### EXERCISE DETAILS
Across the following data, how many lines include the string "name"? Reply with the number and nothing more.

### Interface dataset entries
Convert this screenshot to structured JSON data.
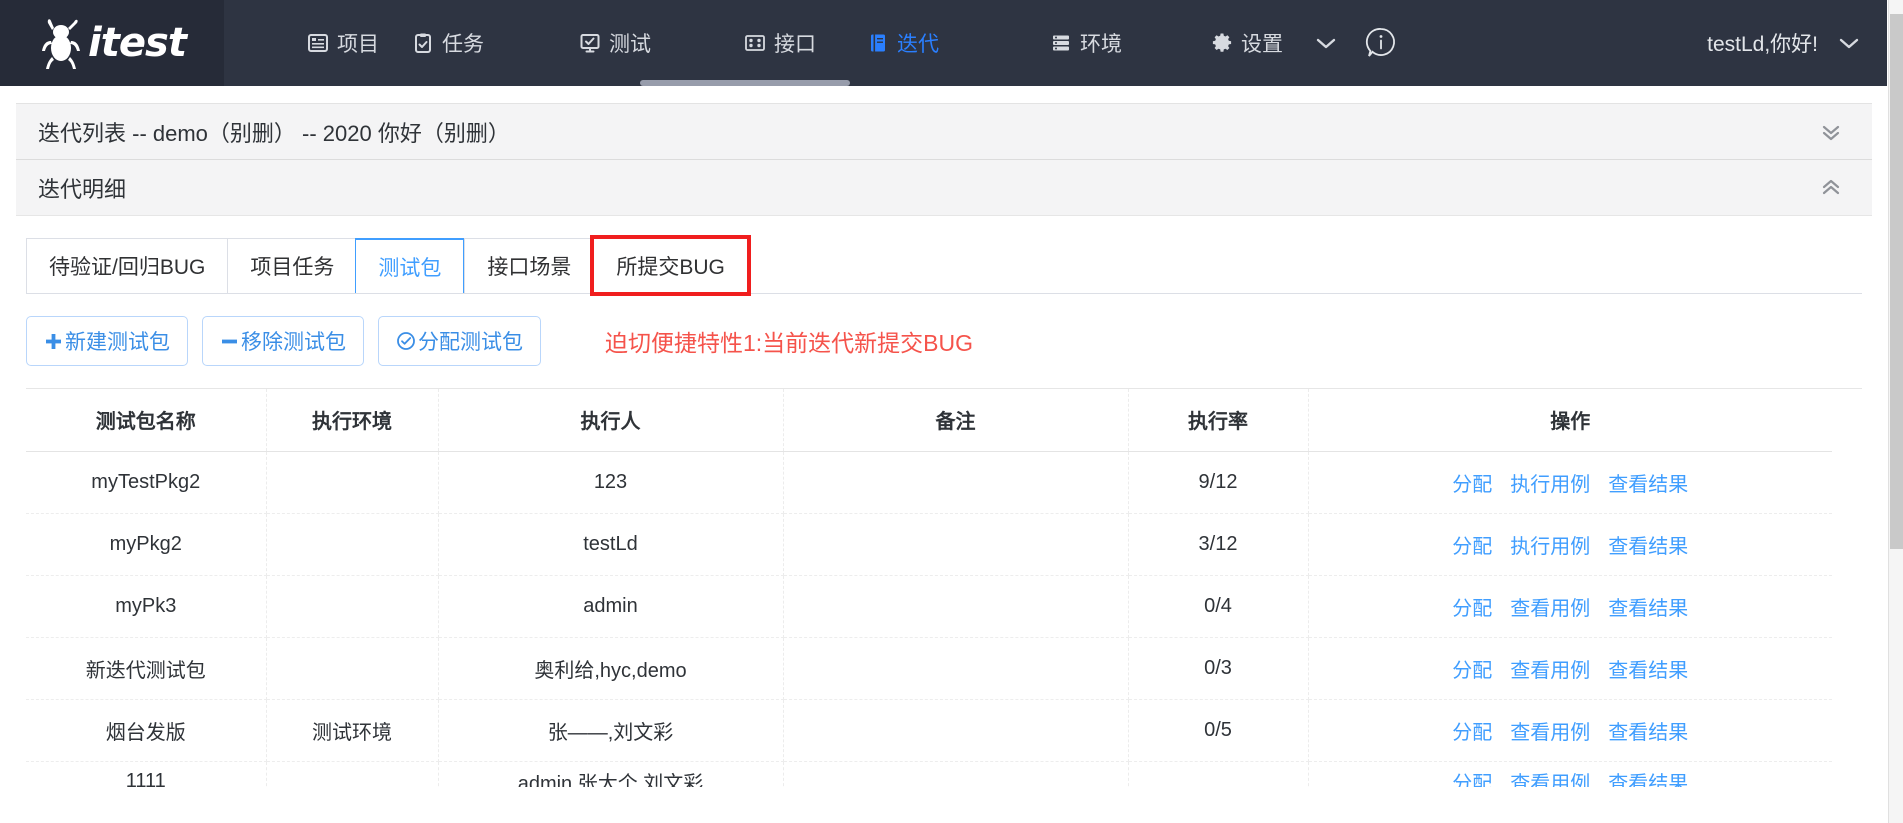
{
  "brand": {
    "name": "itest",
    "logo_icon": "bug-logo-icon"
  },
  "nav": {
    "items": [
      {
        "label": "项目",
        "icon": "project-icon",
        "active": false
      },
      {
        "label": "任务",
        "icon": "task-clipboard-icon",
        "active": false
      },
      {
        "label": "测试",
        "icon": "test-monitor-icon",
        "active": false
      },
      {
        "label": "接口",
        "icon": "api-grid-icon",
        "active": false
      },
      {
        "label": "迭代",
        "icon": "iteration-book-icon",
        "active": true
      },
      {
        "label": "环境",
        "icon": "environment-server-icon",
        "active": false
      },
      {
        "label": "设置",
        "icon": "gear-icon",
        "active": false
      }
    ],
    "more_caret": "⌄",
    "info_icon": "info-bubble-icon",
    "user_greeting": "testLd,你好!",
    "user_caret": "⌄"
  },
  "breadcrumb": {
    "text": "迭代列表 -- demo（别删）  -- 2020 你好（别删）",
    "toggle_icon": "chevron-double-down-icon"
  },
  "detail_panel": {
    "title": "迭代明细",
    "toggle_icon": "chevron-double-up-icon"
  },
  "tabs": [
    {
      "label": "待验证/回归BUG",
      "active": false,
      "boxed": false
    },
    {
      "label": "项目任务",
      "active": false,
      "boxed": false
    },
    {
      "label": "测试包",
      "active": true,
      "boxed": false
    },
    {
      "label": "接口场景",
      "active": false,
      "boxed": false
    },
    {
      "label": "所提交BUG",
      "active": false,
      "boxed": true
    }
  ],
  "toolbar": {
    "buttons": [
      {
        "label": "新建测试包",
        "icon": "plus-icon",
        "glyph": "✚"
      },
      {
        "label": "移除测试包",
        "icon": "minus-icon",
        "glyph": "━"
      },
      {
        "label": "分配测试包",
        "icon": "check-circle-icon",
        "glyph": "⊘"
      }
    ],
    "annotation": "迫切便捷特性1:当前迭代新提交BUG",
    "annotation_color": "#f5534b"
  },
  "table": {
    "headers": [
      "测试包名称",
      "执行环境",
      "执行人",
      "备注",
      "执行率",
      "操作"
    ],
    "rows": [
      {
        "name": "myTestPkg2",
        "env": "",
        "executor": "123",
        "remark": "",
        "rate": "9/12",
        "actions": [
          "分配",
          "执行用例",
          "查看结果"
        ]
      },
      {
        "name": "myPkg2",
        "env": "",
        "executor": "testLd",
        "remark": "",
        "rate": "3/12",
        "actions": [
          "分配",
          "执行用例",
          "查看结果"
        ]
      },
      {
        "name": "myPk3",
        "env": "",
        "executor": "admin",
        "remark": "",
        "rate": "0/4",
        "actions": [
          "分配",
          "查看用例",
          "查看结果"
        ]
      },
      {
        "name": "新迭代测试包",
        "env": "",
        "executor": "奥利给,hyc,demo",
        "remark": "",
        "rate": "0/3",
        "actions": [
          "分配",
          "查看用例",
          "查看结果"
        ]
      },
      {
        "name": "烟台发版",
        "env": "测试环境",
        "executor": "张——,刘文彩",
        "remark": "",
        "rate": "0/5",
        "actions": [
          "分配",
          "查看用例",
          "查看结果"
        ]
      },
      {
        "name": "1111",
        "env": "",
        "executor": "admin,张大个,刘文彩",
        "remark": "",
        "rate": "",
        "actions": [
          "分配",
          "查看用例",
          "查看结果"
        ]
      }
    ]
  },
  "scrollbars": {
    "table_up_arrow": "▲",
    "table_down_arrow": "▼"
  },
  "colors": {
    "nav_bg": "#2e3442",
    "brand_bg": "#262b38",
    "accent_blue": "#409eff",
    "annotation_red": "#f5534b",
    "highlight_box_red": "#f01e1e"
  }
}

### RESPONSE
7